KEY FINDINGS:

Canadians show limited knowledge of patient harm.

  • One third of Canadians rank patient safety in their top three healthcare priorities, with just under one in ten ranking it first.
  • About one in ten correctly say that patient safety incidents are the third leading cause of death in Canada.
  • Only one in ten Canadians believe that someone dies from a patient safety incident every 15 minutes in Canada.
  • Six in ten say the $2.75 billion cost of patient safety incidents in Canada is higher than they expected.

Despite the limited knowledge of the patient safety crisis in Canada, one in three Canadians has experienced a patient safety incident.

  • One in three Canadians stated that they either personally experienced a patient safety incident (12%) or have a loved one who did (24%).
  • Misdiagnosis, falls, infections and mistakes during treatment are the most common types of patient safety incidents. Those who have experienced a patient safety incident most commonly cite distracted or overworked health care providers as the largest contributing factors that led to the incident.

Once informed about the scale of the problem, Canadians demonstrated far more concern about patient harm and wanted more information.

  • Three‐quarters of Canadians are concerned about experiencing a patient safety incident, ranking it in their top three (compared to originally 1 in 3), including 1 in 4 ranking patient safety incidents as their top priority.
  • Three in four Canadians are interested in learning how to keep safe in healthcare,
  • Eighty per cent say they'd like to receive this information delivered via (in order of preference) healthcare provider; print, digital and in-person.
  • This knowledge should be provided in real time (when patients go to the hospital for surgery and upon a new diagnosis of a serious health problem), but some also believe it should be general knowledge.

CONCLUSIONS:

  1. We are facing a patient harm crisis of epidemic proportions.
  2. The Canadian public knows almost nothing about it.
  3. As soon as they learn, the public urgently prioritizes safer healthcare. 
Canadians should have an expectation that their healthcare is safe, and in most cases it is. Every resident of Canada must learn that there are risks in our healthcare system, despite the efforts of thousands of dedicated healthcare providers across Canada.

Healthcare providers, healthcare systems, and the Canadian Patient Safety Institute must empower residents of Canada with information and tools to ask good questions, connect with the right people, and learn as much as they can to keep them or a family member safe while receiving healthcare.

Patient experience in the healthcare system should be characterized by clear, honest, two-way communication.

WHAT CAN YOU DO?
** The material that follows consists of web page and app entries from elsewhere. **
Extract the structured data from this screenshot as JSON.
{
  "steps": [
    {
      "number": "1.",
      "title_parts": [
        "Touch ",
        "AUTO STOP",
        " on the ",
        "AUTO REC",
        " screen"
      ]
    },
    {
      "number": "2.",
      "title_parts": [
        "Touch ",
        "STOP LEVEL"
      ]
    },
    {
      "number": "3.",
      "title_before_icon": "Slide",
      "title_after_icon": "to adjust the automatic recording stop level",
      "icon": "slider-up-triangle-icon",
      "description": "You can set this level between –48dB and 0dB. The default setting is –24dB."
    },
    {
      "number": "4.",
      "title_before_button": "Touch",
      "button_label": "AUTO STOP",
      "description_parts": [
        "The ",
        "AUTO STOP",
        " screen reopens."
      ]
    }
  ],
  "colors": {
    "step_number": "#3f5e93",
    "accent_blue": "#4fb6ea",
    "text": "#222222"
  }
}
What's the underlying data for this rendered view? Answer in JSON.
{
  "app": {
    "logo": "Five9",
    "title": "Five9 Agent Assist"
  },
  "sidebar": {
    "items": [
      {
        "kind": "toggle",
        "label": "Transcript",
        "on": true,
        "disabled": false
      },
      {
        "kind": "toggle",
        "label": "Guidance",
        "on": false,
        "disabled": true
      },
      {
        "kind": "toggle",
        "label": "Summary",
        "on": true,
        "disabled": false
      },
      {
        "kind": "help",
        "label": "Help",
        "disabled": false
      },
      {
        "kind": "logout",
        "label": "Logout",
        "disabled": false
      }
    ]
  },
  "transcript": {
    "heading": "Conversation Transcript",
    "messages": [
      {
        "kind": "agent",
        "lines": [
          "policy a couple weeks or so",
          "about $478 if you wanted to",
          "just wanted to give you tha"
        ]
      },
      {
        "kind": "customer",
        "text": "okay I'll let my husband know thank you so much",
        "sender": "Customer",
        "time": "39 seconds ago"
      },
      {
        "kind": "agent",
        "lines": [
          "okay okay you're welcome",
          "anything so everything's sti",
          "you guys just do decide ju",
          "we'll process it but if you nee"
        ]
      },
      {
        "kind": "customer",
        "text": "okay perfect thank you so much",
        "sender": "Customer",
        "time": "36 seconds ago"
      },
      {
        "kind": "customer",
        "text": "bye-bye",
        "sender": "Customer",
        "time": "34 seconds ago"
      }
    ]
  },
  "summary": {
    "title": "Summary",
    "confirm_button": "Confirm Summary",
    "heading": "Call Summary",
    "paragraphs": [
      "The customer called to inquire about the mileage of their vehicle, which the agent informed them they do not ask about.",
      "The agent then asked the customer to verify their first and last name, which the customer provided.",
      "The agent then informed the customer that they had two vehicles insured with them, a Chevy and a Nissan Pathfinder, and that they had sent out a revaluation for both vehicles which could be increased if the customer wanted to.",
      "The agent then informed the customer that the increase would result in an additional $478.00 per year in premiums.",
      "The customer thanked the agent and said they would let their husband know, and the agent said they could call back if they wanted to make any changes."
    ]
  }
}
Ask us about patient experiences of harm in Canada's healthcare system. We invite you to read some of the stories shared by members of Patients for Patient Safety Canada, and the changes they have championed in our healthcare system to keep patients safer.

Ask us what you can do to keep yourself and your loved ones safe in the healthcare system. The Canadian Patient Safety Institute designs and collects resources designed to help patients navigate the healthcare system by asking questions and being informed.

Share what you have learned. We have discovered that, as soon as we learn about the scale of the public healthcare crisis, we become far more concerned. Post your experiences on social media and use the hashtag #PatientSafetyRightNow – with your help, we will inform anyone who uses our healthcare system about the crisis and teach them how to keep themselves and their loved ones safe.

ABOUT US:

The Canadian Patient Safety Institute (CPSI) is the only national organization solely dedicated to reducing preventable harm, improving the safety of the healthcare system, and engaging patients and families as partners in safe care.

Patients for Patient Safety Canada (PFPSC) is the patient-led program of CPSI and the Canadian arm of the World Health Organization's PFPS program. As patient partners, these volunteer members harmed by healthcare contribute to patient safety improvements at all system levels.

CPSI and PFPSC are committed to working together with the public, patients, healthcare providers, and healthcare leaders to make Canadian healthcare safer.

BACKGROUND INFORMATION: